The United States and Nepal have enjoyed friendly relations since the United States first recognized Nepal in 1947. Since 1951, the United States has provided Nepal with economic aid. In recent years, U.S. aid to Nepal has been geared toward economic development and ensuring the viability of Nepal’s democratic institutions following the abolition of the Nepalese monarchy, the creation of a representative government, and the end of a 10 year Maoist insurgency in 2006. The United States works with Nepal to support inclusive and effective governance, promote political stability and economic development, decrease the country’s dependence on humanitarian assistance, and increase its ability to make positive contributions to regional security and the broader global community. Nepal is one of the largest contributors of troops to international peacekeeping missions.
Nepal is one of the poorest countries in the world and is prone to natural disasters.

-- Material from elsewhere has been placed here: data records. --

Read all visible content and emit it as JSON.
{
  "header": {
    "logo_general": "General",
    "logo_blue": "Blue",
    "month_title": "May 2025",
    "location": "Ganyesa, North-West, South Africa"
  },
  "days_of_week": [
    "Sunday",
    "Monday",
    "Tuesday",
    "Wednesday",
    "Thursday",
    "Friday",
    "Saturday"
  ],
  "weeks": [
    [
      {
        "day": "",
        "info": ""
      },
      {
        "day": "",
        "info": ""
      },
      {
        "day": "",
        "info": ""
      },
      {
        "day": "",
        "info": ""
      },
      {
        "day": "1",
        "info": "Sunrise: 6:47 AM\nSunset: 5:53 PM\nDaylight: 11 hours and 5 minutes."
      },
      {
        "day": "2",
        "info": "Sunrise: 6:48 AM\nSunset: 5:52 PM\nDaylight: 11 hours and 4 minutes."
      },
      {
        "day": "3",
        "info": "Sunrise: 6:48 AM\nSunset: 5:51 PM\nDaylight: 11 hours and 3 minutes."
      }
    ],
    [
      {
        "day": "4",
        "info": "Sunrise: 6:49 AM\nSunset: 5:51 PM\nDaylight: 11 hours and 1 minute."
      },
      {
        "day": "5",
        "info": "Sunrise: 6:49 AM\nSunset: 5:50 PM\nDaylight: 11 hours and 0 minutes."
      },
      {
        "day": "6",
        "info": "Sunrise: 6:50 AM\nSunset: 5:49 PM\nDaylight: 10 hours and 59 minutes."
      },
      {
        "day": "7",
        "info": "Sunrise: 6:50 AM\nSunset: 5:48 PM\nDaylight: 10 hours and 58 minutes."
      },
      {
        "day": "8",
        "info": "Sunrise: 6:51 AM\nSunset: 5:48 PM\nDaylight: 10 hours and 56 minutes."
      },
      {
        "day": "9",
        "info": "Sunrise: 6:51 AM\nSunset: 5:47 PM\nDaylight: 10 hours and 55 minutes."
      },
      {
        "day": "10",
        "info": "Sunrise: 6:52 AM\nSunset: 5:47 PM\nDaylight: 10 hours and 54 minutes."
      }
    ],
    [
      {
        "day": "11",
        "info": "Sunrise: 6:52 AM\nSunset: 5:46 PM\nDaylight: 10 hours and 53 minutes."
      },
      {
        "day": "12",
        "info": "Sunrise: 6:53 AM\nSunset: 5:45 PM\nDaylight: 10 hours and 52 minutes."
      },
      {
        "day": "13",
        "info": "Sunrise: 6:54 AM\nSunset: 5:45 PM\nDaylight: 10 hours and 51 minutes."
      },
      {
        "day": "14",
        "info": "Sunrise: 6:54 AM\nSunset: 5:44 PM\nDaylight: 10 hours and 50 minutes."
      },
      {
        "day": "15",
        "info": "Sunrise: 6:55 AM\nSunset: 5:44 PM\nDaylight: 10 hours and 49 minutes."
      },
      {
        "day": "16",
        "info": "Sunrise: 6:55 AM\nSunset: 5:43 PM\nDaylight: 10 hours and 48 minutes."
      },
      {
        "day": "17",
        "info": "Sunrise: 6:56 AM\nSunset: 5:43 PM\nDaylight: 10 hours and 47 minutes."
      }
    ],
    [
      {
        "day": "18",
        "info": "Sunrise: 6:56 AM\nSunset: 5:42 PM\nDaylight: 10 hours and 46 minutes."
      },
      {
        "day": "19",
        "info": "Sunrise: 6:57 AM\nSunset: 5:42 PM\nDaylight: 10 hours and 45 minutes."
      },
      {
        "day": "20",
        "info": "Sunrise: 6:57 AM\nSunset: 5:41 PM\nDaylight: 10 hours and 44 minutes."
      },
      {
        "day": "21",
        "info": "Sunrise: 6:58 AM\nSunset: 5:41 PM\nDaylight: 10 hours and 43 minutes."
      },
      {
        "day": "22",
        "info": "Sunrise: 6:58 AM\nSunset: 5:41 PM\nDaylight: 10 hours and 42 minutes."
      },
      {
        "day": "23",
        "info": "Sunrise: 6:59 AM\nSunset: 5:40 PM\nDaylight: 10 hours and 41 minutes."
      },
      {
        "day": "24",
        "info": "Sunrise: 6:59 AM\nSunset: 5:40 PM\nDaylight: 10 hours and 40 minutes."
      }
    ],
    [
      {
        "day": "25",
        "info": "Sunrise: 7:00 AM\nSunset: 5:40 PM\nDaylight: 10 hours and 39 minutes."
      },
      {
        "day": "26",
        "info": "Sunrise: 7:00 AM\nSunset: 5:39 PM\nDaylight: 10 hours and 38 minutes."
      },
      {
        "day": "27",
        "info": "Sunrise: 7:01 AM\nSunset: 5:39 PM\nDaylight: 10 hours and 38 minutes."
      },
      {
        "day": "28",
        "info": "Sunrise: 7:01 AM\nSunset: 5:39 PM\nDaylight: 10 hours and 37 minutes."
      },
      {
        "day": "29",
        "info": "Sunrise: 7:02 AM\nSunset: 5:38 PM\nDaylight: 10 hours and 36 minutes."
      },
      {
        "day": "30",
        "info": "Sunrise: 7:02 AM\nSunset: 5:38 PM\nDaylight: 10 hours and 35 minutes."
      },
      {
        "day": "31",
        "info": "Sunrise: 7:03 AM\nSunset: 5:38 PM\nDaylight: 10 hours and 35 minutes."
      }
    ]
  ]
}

The country faces several medium- and long-term development challenges, including poor transportation and energy infrastructure, and high vulnerability to climate change. U.S. assistance seeks to cement gains in peace and security, further the democratic transition, support the continued delivery of essential social services, scale up proven and effective health interventions, reduce extreme poverty and address the challenges of food insecurity and weather changes.
Source, United States Department of State, Office of the Historian and Bureau of South and Central Asian Affairs.